Stored dataset items
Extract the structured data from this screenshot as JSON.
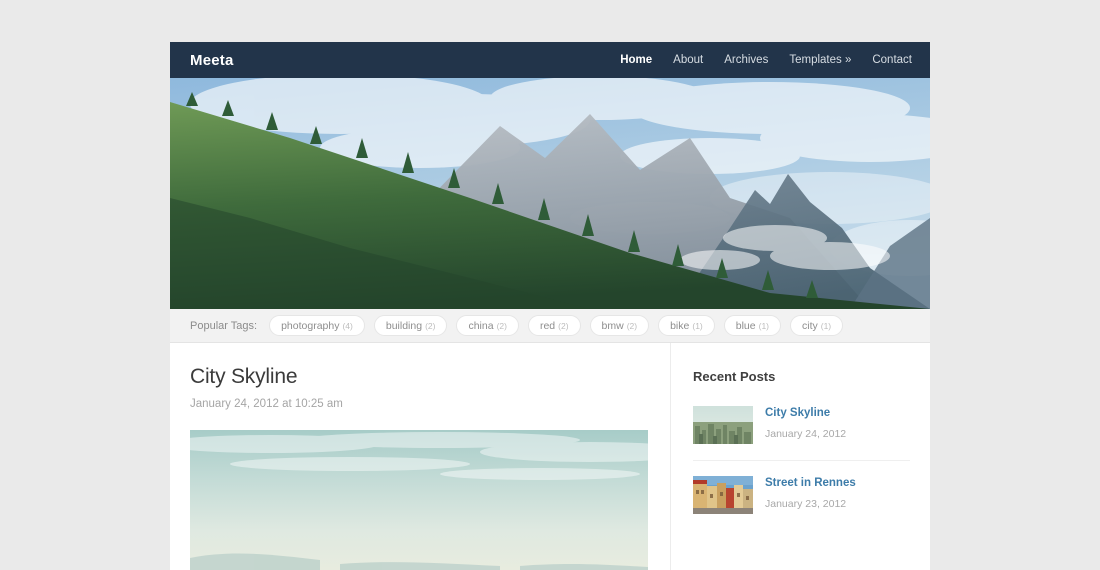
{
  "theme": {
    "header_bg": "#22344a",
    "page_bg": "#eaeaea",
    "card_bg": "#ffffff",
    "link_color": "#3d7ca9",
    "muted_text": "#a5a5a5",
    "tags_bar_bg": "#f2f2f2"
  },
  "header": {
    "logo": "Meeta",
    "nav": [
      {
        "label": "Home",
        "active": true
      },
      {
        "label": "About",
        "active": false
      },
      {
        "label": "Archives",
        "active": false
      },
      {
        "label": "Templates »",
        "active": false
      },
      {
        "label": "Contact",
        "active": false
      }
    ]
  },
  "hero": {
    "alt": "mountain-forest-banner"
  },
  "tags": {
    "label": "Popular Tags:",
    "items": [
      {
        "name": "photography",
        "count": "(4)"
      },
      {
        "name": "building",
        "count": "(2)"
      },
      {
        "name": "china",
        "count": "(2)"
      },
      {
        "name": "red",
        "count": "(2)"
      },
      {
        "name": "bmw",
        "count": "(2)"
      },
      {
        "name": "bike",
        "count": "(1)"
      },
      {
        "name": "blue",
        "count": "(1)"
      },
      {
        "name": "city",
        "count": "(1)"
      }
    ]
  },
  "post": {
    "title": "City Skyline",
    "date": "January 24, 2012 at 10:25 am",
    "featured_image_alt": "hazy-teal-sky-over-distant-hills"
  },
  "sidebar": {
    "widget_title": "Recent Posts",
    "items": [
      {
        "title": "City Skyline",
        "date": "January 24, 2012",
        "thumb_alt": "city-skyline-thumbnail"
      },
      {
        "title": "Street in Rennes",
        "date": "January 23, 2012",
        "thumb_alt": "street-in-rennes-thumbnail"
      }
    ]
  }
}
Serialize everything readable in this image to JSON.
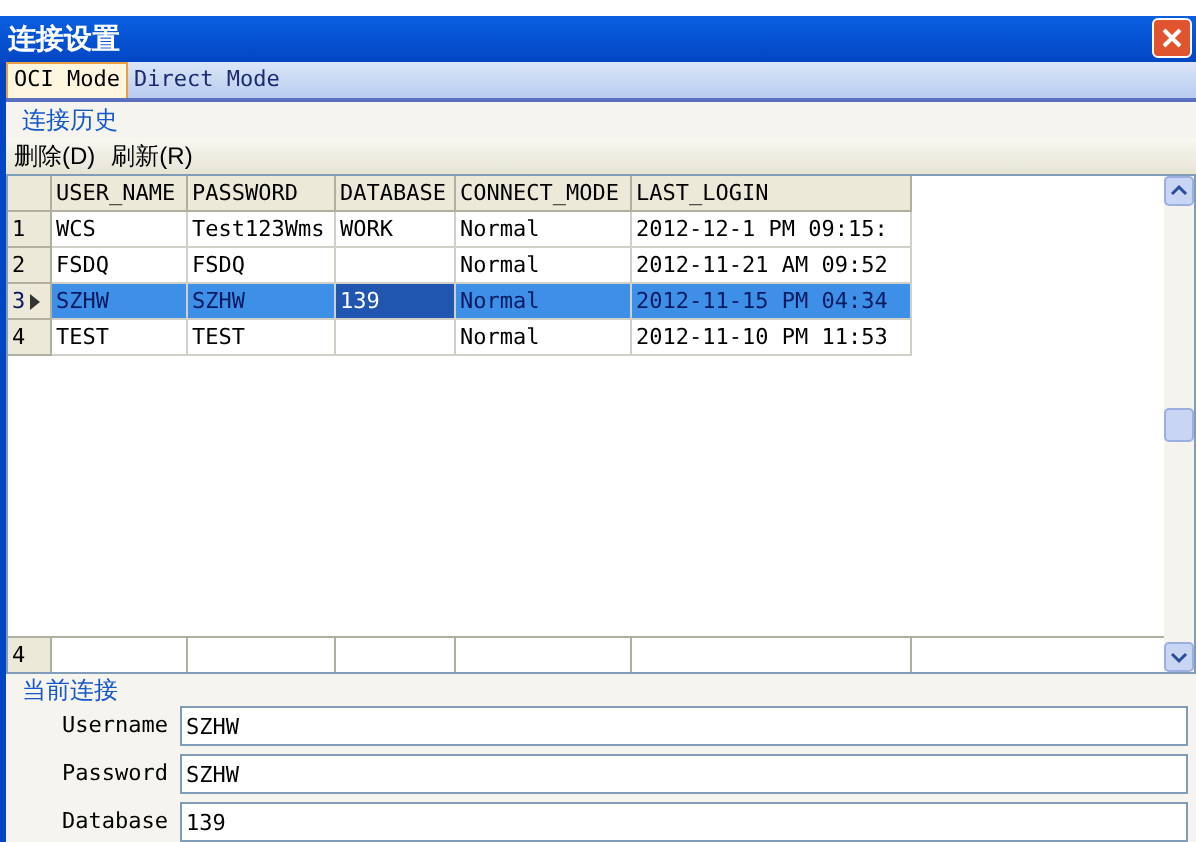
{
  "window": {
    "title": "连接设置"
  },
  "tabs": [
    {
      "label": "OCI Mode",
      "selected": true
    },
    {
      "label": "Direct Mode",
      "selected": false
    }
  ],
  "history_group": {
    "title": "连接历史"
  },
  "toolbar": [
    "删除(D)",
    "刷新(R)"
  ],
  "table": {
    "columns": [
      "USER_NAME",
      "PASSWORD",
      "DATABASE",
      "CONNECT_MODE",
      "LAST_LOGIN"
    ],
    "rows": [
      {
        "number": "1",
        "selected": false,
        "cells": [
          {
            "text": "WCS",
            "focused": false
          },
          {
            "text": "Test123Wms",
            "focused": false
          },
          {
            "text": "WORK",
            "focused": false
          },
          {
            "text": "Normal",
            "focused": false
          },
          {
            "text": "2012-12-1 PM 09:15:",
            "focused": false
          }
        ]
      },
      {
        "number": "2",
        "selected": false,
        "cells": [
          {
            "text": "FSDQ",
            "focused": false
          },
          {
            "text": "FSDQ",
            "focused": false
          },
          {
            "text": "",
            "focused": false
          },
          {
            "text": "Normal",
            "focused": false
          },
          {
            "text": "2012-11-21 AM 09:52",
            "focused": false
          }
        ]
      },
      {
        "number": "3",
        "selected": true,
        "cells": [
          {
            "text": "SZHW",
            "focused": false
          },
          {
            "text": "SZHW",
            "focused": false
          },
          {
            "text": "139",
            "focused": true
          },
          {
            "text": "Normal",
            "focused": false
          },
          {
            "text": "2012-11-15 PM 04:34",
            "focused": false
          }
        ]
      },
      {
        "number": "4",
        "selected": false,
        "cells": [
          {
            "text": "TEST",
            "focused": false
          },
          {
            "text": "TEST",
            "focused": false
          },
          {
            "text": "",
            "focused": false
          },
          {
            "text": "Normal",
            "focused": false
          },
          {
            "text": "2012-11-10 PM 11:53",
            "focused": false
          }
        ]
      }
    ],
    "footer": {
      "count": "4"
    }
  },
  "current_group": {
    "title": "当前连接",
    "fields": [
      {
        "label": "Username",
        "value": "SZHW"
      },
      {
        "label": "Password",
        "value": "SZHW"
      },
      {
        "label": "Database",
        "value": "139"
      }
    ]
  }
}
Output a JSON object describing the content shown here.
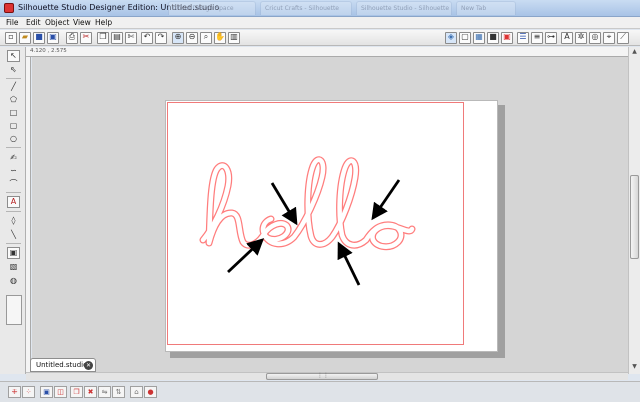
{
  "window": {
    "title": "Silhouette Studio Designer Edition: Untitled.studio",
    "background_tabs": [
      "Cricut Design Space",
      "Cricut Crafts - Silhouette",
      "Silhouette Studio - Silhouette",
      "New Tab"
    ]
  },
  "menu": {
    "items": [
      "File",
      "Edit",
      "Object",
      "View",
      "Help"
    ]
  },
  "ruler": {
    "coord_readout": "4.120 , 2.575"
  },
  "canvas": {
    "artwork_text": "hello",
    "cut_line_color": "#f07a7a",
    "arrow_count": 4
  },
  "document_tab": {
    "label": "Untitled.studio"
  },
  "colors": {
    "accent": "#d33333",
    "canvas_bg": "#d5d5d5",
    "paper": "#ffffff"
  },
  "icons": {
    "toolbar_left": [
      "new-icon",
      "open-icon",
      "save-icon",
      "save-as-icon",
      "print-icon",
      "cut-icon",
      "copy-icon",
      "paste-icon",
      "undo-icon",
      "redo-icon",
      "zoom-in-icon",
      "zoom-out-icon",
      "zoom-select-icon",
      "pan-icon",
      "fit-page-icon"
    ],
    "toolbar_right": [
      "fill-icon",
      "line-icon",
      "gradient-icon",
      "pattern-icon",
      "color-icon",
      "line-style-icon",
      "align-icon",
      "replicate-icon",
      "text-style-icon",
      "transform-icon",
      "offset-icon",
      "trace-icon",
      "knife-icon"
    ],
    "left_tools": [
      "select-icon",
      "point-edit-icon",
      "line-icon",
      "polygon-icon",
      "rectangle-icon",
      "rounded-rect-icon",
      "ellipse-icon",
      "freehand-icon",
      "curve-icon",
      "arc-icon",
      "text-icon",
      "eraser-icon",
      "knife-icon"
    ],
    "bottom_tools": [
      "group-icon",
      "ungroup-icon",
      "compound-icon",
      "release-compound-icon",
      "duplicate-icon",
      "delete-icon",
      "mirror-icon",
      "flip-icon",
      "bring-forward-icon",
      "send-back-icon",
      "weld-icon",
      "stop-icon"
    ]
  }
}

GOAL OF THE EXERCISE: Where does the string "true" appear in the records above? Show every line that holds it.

TASK RESULT:
        "active": true
      "selected": true
        "selected": true,
            "focused": true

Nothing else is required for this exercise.